Office of Federal Procurement Policy deputy administrator Lesley Field is one of three senior OMB officials leading a new push to develop performance benchmarks. (Gannett Government Media Corp)
The Office of Management and Budget and the interagency management councils will soon be pressing federal resource managers to develop new benchmarks for managing their agencies, according to senior OMB officials.
“We talk about benchmarking in OMB now regularly,” said Mark Reger, interim controller at OMB, at the CFO-CIO Summit event June 3 in Washington. “If you’re not into the benchmarking exercise, I guarantee you, by the end of July, you will hear about it and in the worst possible way. So start to hear about it as soon as you can.”
Three senior OMB officials — Reger, U.S. CIO Steve VanRoekel and Leslie Field, the deputy administrator of federal procurement policy — said they are pushing agency executives to collect data that will enable them to set clear management objectives and measure their progress toward meeting them.

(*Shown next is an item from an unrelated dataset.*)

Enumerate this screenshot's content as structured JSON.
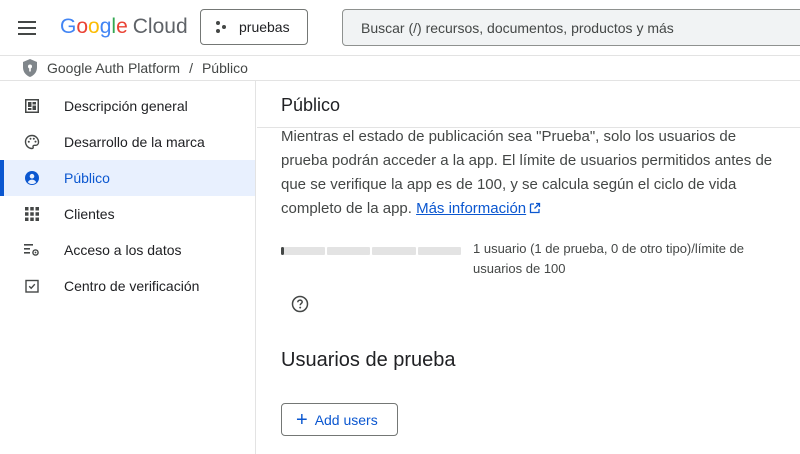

“In my space — my guess is in Steve’s and Leslie’s, too — the next big surge is data,” Reger said. “There is data that we all collect. Sharing that data and having the ability to share that data seamlessly across our processes and systems will give us a tremendous amount of information.”
VanRoekel said improved management performance comes from three main ingredients: Setting clear objectives and outcomes, putting your best people on the effort, and measuring “maniacally.”
“We have so many tools and so much availability of data,” VanRoekel said. “If you don’t have data, you really can’t make informed decisions about, ‘Is this thing working, is it not working, and how do we move forward?’ ”
The interagency councils for CIOs, CFOs, chief human capital officers and chief acquisition officers have come up with a series of benchmarks for their respective communities, Reger said.
“These are non-budgetary benchmarks. What we’re championing is that agencies’ management activities should be run around the budget, but not just around the budget. You should be measuring other things that are in the management space, and your management should be aware of those things. And you as an owner of either the CFO, the CIO or the procurement actions should be helping your management learn how to manage their agency and their scarce resources, including their people, along benchmarks,” Reger said.
The benchmark initiative stems from the president’s second-term management agenda, outlined in the 2015 budget plan.
One of President Obama’s cross-agency performance goals is to establish cost and quality benchmarks of mission-support operations to give agency decision-makers better data to compare options, allocate resources, and improve processes.
The effort aims to develop common standards and benchmarks to measure shared service utilization, performance, and cost, and then use those to drive improvements in the performance of administrative services.
Reger cautioned federal managers at the conference not to focus too much on precise measuring when it comes to researching and setting benchmarks.
“We’re not talking about getting these things down to the penny, to some infinitesimal decimal place, to know whether they’re right or wrong.”
He cited an example 10 years ago in which the Treasury Department studied the comparative costs of electronic payments versus checks.
“We didn’t spend a lot of time and effort doing this. It was really quite easy. It cost them about a dime to make an [Automated Clearing House] payment, when it cost somewhere over 10 dollars to issue a check. We didn’t need to spend a lot of time refining that analysis. What it told us was: Stop issuing checks, start issuing electronic payments. And I’ll tell you, 10 years later, 98 percent of United States government payments are made electronically.”■